  • They're targeting 4,250 for the S&P 500 by year-end.
  • Contributing to the outlook: supply chain issues, China's slowdown and expectations of Fed tapering.
  • The strategists say the index could experience a minus 0.5% annualized price return over 10 years.

Despite another run at record highs in the stock market, Bank of America strategists see “more downside risk to the S&P 500 through year-end,” with a target of 4,250, about 7% below late-afternoon trading on Tuesday.

They cite extended valuations and near-euphoric market sentiment as well as supply chain issues, labor inflation, potential tax increases, an energy crisis, China GDP risks and peak globalization posing risks for the continued stock market rally. Federal Reserve tapering, which could begin before year-end, will also weigh on this year’s stock market. “Based on the historical relationship, tapering is estimated to result in 3% downside in the S&P 500 by year-end and a flattish market through year-end 2022,” according to the BofA report.

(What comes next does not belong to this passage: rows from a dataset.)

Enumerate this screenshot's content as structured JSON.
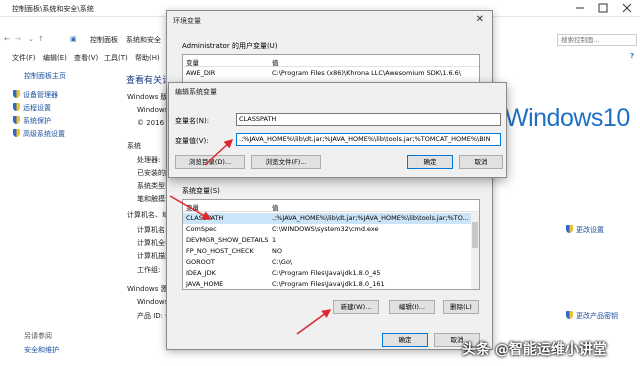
{
  "system_window": {
    "title": "控制面板\\系统和安全\\系统",
    "breadcrumbs": [
      "控制面板",
      "系统和安全",
      "系统"
    ],
    "search_placeholder": "搜索控制面...",
    "menu": [
      "文件(F)",
      "编辑(E)",
      "查看(V)",
      "工具(T)",
      "帮助(H)"
    ],
    "left_nav": {
      "home": "控制面板主页",
      "items": [
        "设备管理器",
        "远程设置",
        "系统保护",
        "高级系统设置"
      ],
      "see_also": "另请参阅",
      "security": "安全和维护"
    },
    "content": {
      "heading": "查看有关计",
      "windows_edition": "Windows 版本",
      "windows_line": "Windows",
      "copyright": "© 2016 M",
      "system": "系统",
      "processor": "处理器:",
      "installed_memory": "已安装的内",
      "system_type": "系统类型:",
      "pen_touch": "笔和触摸:",
      "computer_name_section": "计算机名、域和",
      "computer_name": "计算机名:",
      "full_name": "计算机全名",
      "description": "计算机描述",
      "workgroup": "工作组:",
      "activation": "Windows 激活",
      "activation_line": "Windows 已",
      "product_id": "产品 ID: 00",
      "change_settings": "更改设置",
      "change_key": "更改产品密钥",
      "windows10_logo": "Windows10"
    }
  },
  "env_dialog": {
    "title": "环境变量",
    "user_vars_label": "Administrator 的用户变量(U)",
    "col_var": "变量",
    "col_val": "值",
    "user_vars": [
      {
        "name": "AWE_DIR",
        "value": "C:\\Program Files (x86)\\Khrona LLC\\Awesomium SDK\\1.6.6\\"
      }
    ],
    "system_vars_label": "系统变量(S)",
    "system_vars": [
      {
        "name": "CLASSPATH",
        "value": ".;%JAVA_HOME%\\lib\\dt.jar;%JAVA_HOME%\\lib\\tools.jar;%TO..."
      },
      {
        "name": "ComSpec",
        "value": "C:\\WINDOWS\\system32\\cmd.exe"
      },
      {
        "name": "DEVMGR_SHOW_DETAILS",
        "value": "1"
      },
      {
        "name": "FP_NO_HOST_CHECK",
        "value": "NO"
      },
      {
        "name": "GOROOT",
        "value": "C:\\Go\\"
      },
      {
        "name": "IDEA_JDK",
        "value": "C:\\Program Files\\Java\\jdk1.8.0_45"
      },
      {
        "name": "JAVA_HOME",
        "value": "C:\\Program Files\\Java\\jdk1.8.0_161"
      }
    ],
    "new_button": "新建(W)...",
    "edit_button": "编辑(I)...",
    "delete_button": "删除(L)",
    "ok_button": "确定",
    "cancel_button": "取消"
  },
  "edit_dialog": {
    "title": "编辑系统变量",
    "name_label": "变量名(N):",
    "name_value": "CLASSPATH",
    "value_label": "变量值(V):",
    "value_value": ".;%JAVA_HOME%\\lib\\dt.jar;%JAVA_HOME%\\lib\\tools.jar;%TOMCAT_HOME%\\BIN",
    "browse_dir": "浏览目录(D)...",
    "browse_file": "浏览文件(F)...",
    "ok": "确定",
    "cancel": "取消"
  },
  "watermark": "头条 @智能运维小讲堂",
  "colors": {
    "accent": "#0078d7",
    "arrow": "#e0262b",
    "link": "#1a4f9e"
  }
}
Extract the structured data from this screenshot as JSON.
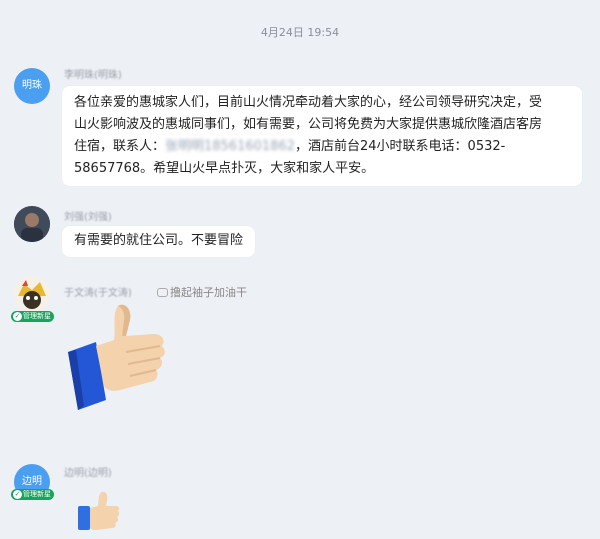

The strategists’ longer-term outlook is also pessimistic, suggesting a minus 0.5% annualized price return over 10 years, its first negative return forecast since 1999.

The strategists, led by Savita Subramanian, stress “dividend preservation and growth as the single most important criteria for stock selection” over the next 10 years. That focus could potentially mean the difference between a flat to negative returns and positive returns for the S&P 500 over the next 10 years, according to the BofA report.

Although third-quarter earnings and margins are beating expectations, margins are expected to peak next year due to increasing labor costs and longer lasting supply chain risks, according to BofA.

Not all is negative in the BofA outlook, however. The strategists see potential gains in small-caps, which are cheap compared with large-caps; value over growth — also less expensive —- and U.S. stocks over multinational equities, due to fewer risks. Value and small-caps could benefit if the number of COVID-19 cases continue to decline, according to strategists.

“COVID case counts matter more” than the late cycle that the market is in, according to the strategists.

Among one of the more surprising findings in the BofA report: China’s GDP has more influence on S&P 500 earnings than U.S. GDP, which it notes poses a risk to materials and technology sectors. (Technology stocks account for about 27% of the cap-weighted index.)

BofA economists recently slashed their China GDP forecasts, which adds another negative hit (minus 4%) to S&P 500 earnings per share. U.S. multinational companies with exposure to China are particularly vulnerable since investors’ sentiment toward those stocks hasn’t changed much, “suggesting more pain to come,” according to the BofA report.